Data records for software interfaces
....
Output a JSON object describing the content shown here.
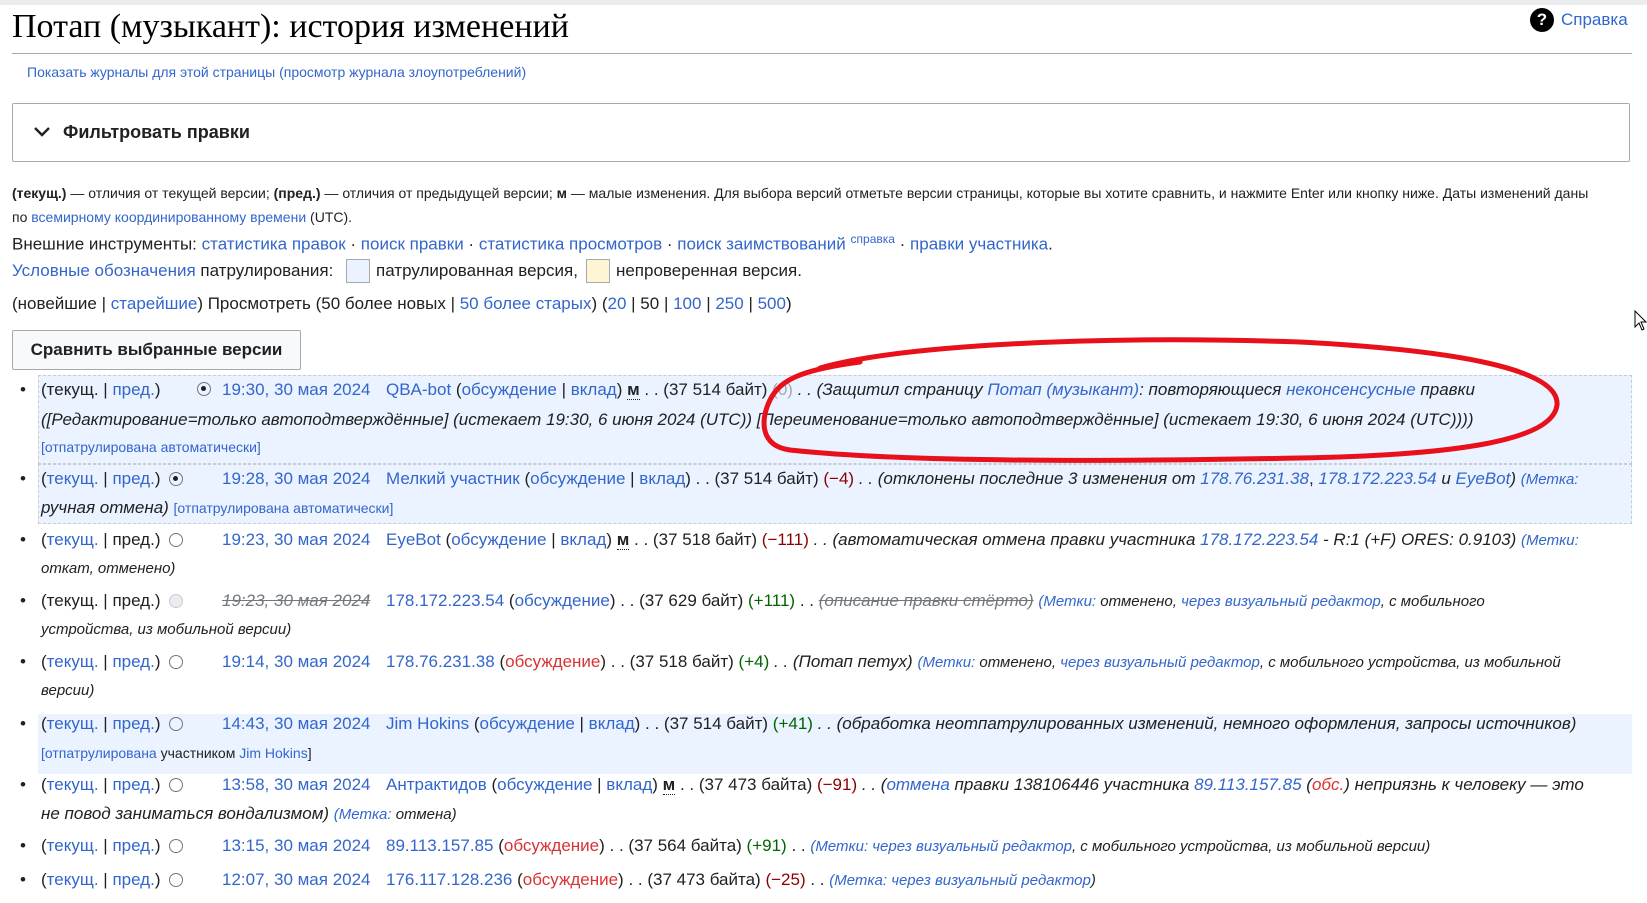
{
  "page": {
    "title": "Потап (музыкант): история изменений",
    "help_label": "Справка"
  },
  "sublinks": {
    "logs": "Показать журналы для этой страницы",
    "abuse": "(просмотр журнала злоупотреблений)"
  },
  "filter": {
    "label": "Фильтровать правки"
  },
  "legend": {
    "cur_b": "(текущ.)",
    "cur_t": " — отличия от текущей версии; ",
    "prev_b": "(пред.)",
    "prev_t": " — отличия от предыдущей версии; ",
    "m_b": "м",
    "m_t": " — малые изменения. Для выбора версий отметьте версии страницы, которые вы хотите сравнить, и нажмите Enter или кнопку ниже. Даты изменений даны по ",
    "utc_link": "всемирному координированному времени",
    "utc_t": " (UTC)."
  },
  "tools": {
    "label": "Внешние инструменты: ",
    "items": [
      "статистика правок",
      "поиск правки",
      "статистика просмотров",
      "поиск заимствований"
    ],
    "sup": "справка",
    "last": "правки участника",
    "sep": " · "
  },
  "patrol": {
    "link": "Условные обозначения",
    "t1": " патрулирования: ",
    "patrolled": "патрулированная версия,",
    "unchecked": "непроверенная версия.",
    "box1_color": "#eaf3ff",
    "box2_color": "#fef6d2"
  },
  "nav": {
    "newest": "(новейшие",
    "oldest": "старейшие",
    "view": ") Просмотреть (50 более новых | ",
    "older": "50 более старых",
    "paren": ") (",
    "n20": "20",
    "n50": "50",
    "n100": "100",
    "n250": "250",
    "n500": "500"
  },
  "compare_button": "Сравнить выбранные версии",
  "rows": [
    {
      "cur": "текущ.",
      "prev": "пред.",
      "date": "19:30, 30 мая 2024",
      "user": "QBA-bot",
      "talk": "обсуждение",
      "contrib": "вклад",
      "minor": "м",
      "size": ". . (37 514 байт)",
      "diff": "(0)",
      "sum1": ". . (Защитил страницу ",
      "sumlink": "Потап (музыкант)",
      "sum2": ": повторяющиеся ",
      "sumlink2": "неконсенсусные",
      "sum3": " правки",
      "line2": "([Редактирование=только автоподтверждённые] (истекает 19:30, 6 июня 2024 (UTC)) [Переименование=только автоподтверждённые] (истекает 19:30, 6 июня 2024 (UTC))))",
      "patrolled": "[отпатрулирована автоматически]"
    },
    {
      "cur": "текущ.",
      "prev": "пред.",
      "date": "19:28, 30 мая 2024",
      "user": "Мелкий участник",
      "talk": "обсуждение",
      "contrib": "вклад",
      "size": ". . (37 514 байт)",
      "diff": "(−4)",
      "sum1": ". . (отклонены последние 3 изменения от ",
      "ip1": "178.76.231.38",
      "ip2": "178.172.223.54",
      "and": " и ",
      "bot": "EyeBot",
      "sum2": ") ",
      "tags": "(Метка:",
      "line2": "ручная отмена)",
      "patrolled": "[отпатрулирована автоматически]"
    },
    {
      "cur": "текущ.",
      "prev": "пред.",
      "date": "19:23, 30 мая 2024",
      "user": "EyeBot",
      "talk": "обсуждение",
      "contrib": "вклад",
      "minor": "м",
      "size": ". . (37 518 байт)",
      "diff": "(−111)",
      "sum1": ". . (автоматическая отмена правки участника ",
      "ip": "178.172.223.54",
      "sum2": " - R:1 (+F) ORES: 0.9103)",
      "tags": "(Метки:",
      "line2": "откат, отменено)"
    },
    {
      "cur": "текущ.",
      "prev": "пред.",
      "date": "19:23, 30 мая 2024",
      "user": "178.172.223.54",
      "talk": "обсуждение",
      "size": ". . (37 629 байт)",
      "diff": "(+111)",
      "sum1": ". . ",
      "deleted": "(описание правки стёрто)",
      "tags": "(Метки:",
      "tag2": " отменено, ",
      "tag3": "через визуальный редактор",
      "tag4": ", с мобильного",
      "line2": "устройства, из мобильной версии)"
    },
    {
      "cur": "текущ.",
      "prev": "пред.",
      "date": "19:14, 30 мая 2024",
      "user": "178.76.231.38",
      "talk": "обсуждение",
      "size": ". . (37 518 байт)",
      "diff": "(+4)",
      "sum1": ". . (Потап петух)",
      "tags": "(Метки:",
      "tag2": " отменено, ",
      "tag3": "через визуальный редактор",
      "tag4": ", с мобильного устройства, из мобильной",
      "line2": "версии)"
    },
    {
      "cur": "текущ.",
      "prev": "пред.",
      "date": "14:43, 30 мая 2024",
      "user": "Jim Hokins",
      "talk": "обсуждение",
      "contrib": "вклад",
      "size": ". . (37 514 байт)",
      "diff": "(+41)",
      "sum1": ". . (обработка неотпатрулированных изменений, немного оформления, запросы источников)",
      "pat1": "[отпатрулирована",
      "pat2": " участником ",
      "pat3": "Jim Hokins",
      "pat4": "]"
    },
    {
      "cur": "текущ.",
      "prev": "пред.",
      "date": "13:58, 30 мая 2024",
      "user": "Антрактидов",
      "talk": "обсуждение",
      "contrib": "вклад",
      "minor": "м",
      "size": ". . (37 473 байта)",
      "diff": "(−91)",
      "sum0": ". . (",
      "undo": "отмена",
      "sum1": " правки 138106446 участника ",
      "ip": "89.113.157.85",
      "talklnk": "обс.",
      "sum2": ") неприязнь к человеку — это",
      "line2": "не повод заниматься вондализмом) ",
      "tags": "(Метка:",
      "tag2": " отмена)"
    },
    {
      "cur": "текущ.",
      "prev": "пред.",
      "date": "13:15, 30 мая 2024",
      "user": "89.113.157.85",
      "talk": "обсуждение",
      "size": ". . (37 564 байта)",
      "diff": "(+91)",
      "sum1": ". . ",
      "tags": "(Метки:",
      "tag3": " через визуальный редактор",
      "tag4": ", с мобильного устройства, из мобильной версии)"
    },
    {
      "cur": "текущ.",
      "prev": "пред.",
      "date": "12:07, 30 мая 2024",
      "user": "176.117.128.236",
      "talk": "обсуждение",
      "size": ". . (37 473 байта)",
      "diff": "(−25)",
      "sum1": ". . ",
      "tags": "(Метка:",
      "tag3": " через визуальный редактор",
      "tag4": ")"
    }
  ]
}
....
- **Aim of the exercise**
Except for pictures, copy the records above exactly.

- **Expected answer**
Output a JSON object describing the content shown here.
{
  "page": {
    "title": "Потап (музыкант): история изменений",
    "help_label": "Справка"
  },
  "sublinks": {
    "logs": "Показать журналы для этой страницы",
    "abuse": "(просмотр журнала злоупотреблений)"
  },
  "filter": {
    "label": "Фильтровать правки"
  },
  "legend": {
    "cur_b": "(текущ.)",
    "cur_t": " — отличия от текущей версии; ",
    "prev_b": "(пред.)",
    "prev_t": " — отличия от предыдущей версии; ",
    "m_b": "м",
    "m_t": " — малые изменения. Для выбора версий отметьте версии страницы, которые вы хотите сравнить, и нажмите Enter или кнопку ниже. Даты изменений даны по ",
    "utc_link": "всемирному координированному времени",
    "utc_t": " (UTC)."
  },
  "tools": {
    "label": "Внешние инструменты: ",
    "items": [
      "статистика правок",
      "поиск правки",
      "статистика просмотров",
      "поиск заимствований"
    ],
    "sup": "справка",
    "last": "правки участника",
    "sep": " · "
  },
  "patrol": {
    "link": "Условные обозначения",
    "t1": " патрулирования: ",
    "patrolled": "патрулированная версия,",
    "unchecked": "непроверенная версия.",
    "box1_color": "#eaf3ff",
    "box2_color": "#fef6d2"
  },
  "nav": {
    "newest": "(новейшие",
    "oldest": "старейшие",
    "view": ") Просмотреть (50 более новых | ",
    "older": "50 более старых",
    "paren": ") (",
    "n20": "20",
    "n50": "50",
    "n100": "100",
    "n250": "250",
    "n500": "500"
  },
  "compare_button": "Сравнить выбранные версии",
  "rows": [
    {
      "cur": "текущ.",
      "prev": "пред.",
      "date": "19:30, 30 мая 2024",
      "user": "QBA-bot",
      "talk": "обсуждение",
      "contrib": "вклад",
      "minor": "м",
      "size": ". . (37 514 байт)",
      "diff": "(0)",
      "sum1": ". . (Защитил страницу ",
      "sumlink": "Потап (музыкант)",
      "sum2": ": повторяющиеся ",
      "sumlink2": "неконсенсусные",
      "sum3": " правки",
      "line2": "([Редактирование=только автоподтверждённые] (истекает 19:30, 6 июня 2024 (UTC)) [Переименование=только автоподтверждённые] (истекает 19:30, 6 июня 2024 (UTC))))",
      "patrolled": "[отпатрулирована автоматически]"
    },
    {
      "cur": "текущ.",
      "prev": "пред.",
      "date": "19:28, 30 мая 2024",
      "user": "Мелкий участник",
      "talk": "обсуждение",
      "contrib": "вклад",
      "size": ". . (37 514 байт)",
      "diff": "(−4)",
      "sum1": ". . (отклонены последние 3 изменения от ",
      "ip1": "178.76.231.38",
      "ip2": "178.172.223.54",
      "and": " и ",
      "bot": "EyeBot",
      "sum2": ") ",
      "tags": "(Метка:",
      "line2": "ручная отмена)",
      "patrolled": "[отпатрулирована автоматически]"
    },
    {
      "cur": "текущ.",
      "prev": "пред.",
      "date": "19:23, 30 мая 2024",
      "user": "EyeBot",
      "talk": "обсуждение",
      "contrib": "вклад",
      "minor": "м",
      "size": ". . (37 518 байт)",
      "diff": "(−111)",
      "sum1": ". . (автоматическая отмена правки участника ",
      "ip": "178.172.223.54",
      "sum2": " - R:1 (+F) ORES: 0.9103)",
      "tags": "(Метки:",
      "line2": "откат, отменено)"
    },
    {
      "cur": "текущ.",
      "prev": "пред.",
      "date": "19:23, 30 мая 2024",
      "user": "178.172.223.54",
      "talk": "обсуждение",
      "size": ". . (37 629 байт)",
      "diff": "(+111)",
      "sum1": ". . ",
      "deleted": "(описание правки стёрто)",
      "tags": "(Метки:",
      "tag2": " отменено, ",
      "tag3": "через визуальный редактор",
      "tag4": ", с мобильного",
      "line2": "устройства, из мобильной версии)"
    },
    {
      "cur": "текущ.",
      "prev": "пред.",
      "date": "19:14, 30 мая 2024",
      "user": "178.76.231.38",
      "talk": "обсуждение",
      "size": ". . (37 518 байт)",
      "diff": "(+4)",
      "sum1": ". . (Потап петух)",
      "tags": "(Метки:",
      "tag2": " отменено, ",
      "tag3": "через визуальный редактор",
      "tag4": ", с мобильного устройства, из мобильной",
      "line2": "версии)"
    },
    {
      "cur": "текущ.",
      "prev": "пред.",
      "date": "14:43, 30 мая 2024",
      "user": "Jim Hokins",
      "talk": "обсуждение",
      "contrib": "вклад",
      "size": ". . (37 514 байт)",
      "diff": "(+41)",
      "sum1": ". . (обработка неотпатрулированных изменений, немного оформления, запросы источников)",
      "pat1": "[отпатрулирована",
      "pat2": " участником ",
      "pat3": "Jim Hokins",
      "pat4": "]"
    },
    {
      "cur": "текущ.",
      "prev": "пред.",
      "date": "13:58, 30 мая 2024",
      "user": "Антрактидов",
      "talk": "обсуждение",
      "contrib": "вклад",
      "minor": "м",
      "size": ". . (37 473 байта)",
      "diff": "(−91)",
      "sum0": ". . (",
      "undo": "отмена",
      "sum1": " правки 138106446 участника ",
      "ip": "89.113.157.85",
      "talklnk": "обс.",
      "sum2": ") неприязнь к человеку — это",
      "line2": "не повод заниматься вондализмом) ",
      "tags": "(Метка:",
      "tag2": " отмена)"
    },
    {
      "cur": "текущ.",
      "prev": "пред.",
      "date": "13:15, 30 мая 2024",
      "user": "89.113.157.85",
      "talk": "обсуждение",
      "size": ". . (37 564 байта)",
      "diff": "(+91)",
      "sum1": ". . ",
      "tags": "(Метки:",
      "tag3": " через визуальный редактор",
      "tag4": ", с мобильного устройства, из мобильной версии)"
    },
    {
      "cur": "текущ.",
      "prev": "пред.",
      "date": "12:07, 30 мая 2024",
      "user": "176.117.128.236",
      "talk": "обсуждение",
      "size": ". . (37 473 байта)",
      "diff": "(−25)",
      "sum1": ". . ",
      "tags": "(Метка:",
      "tag3": " через визуальный редактор",
      "tag4": ")"
    }
  ]
}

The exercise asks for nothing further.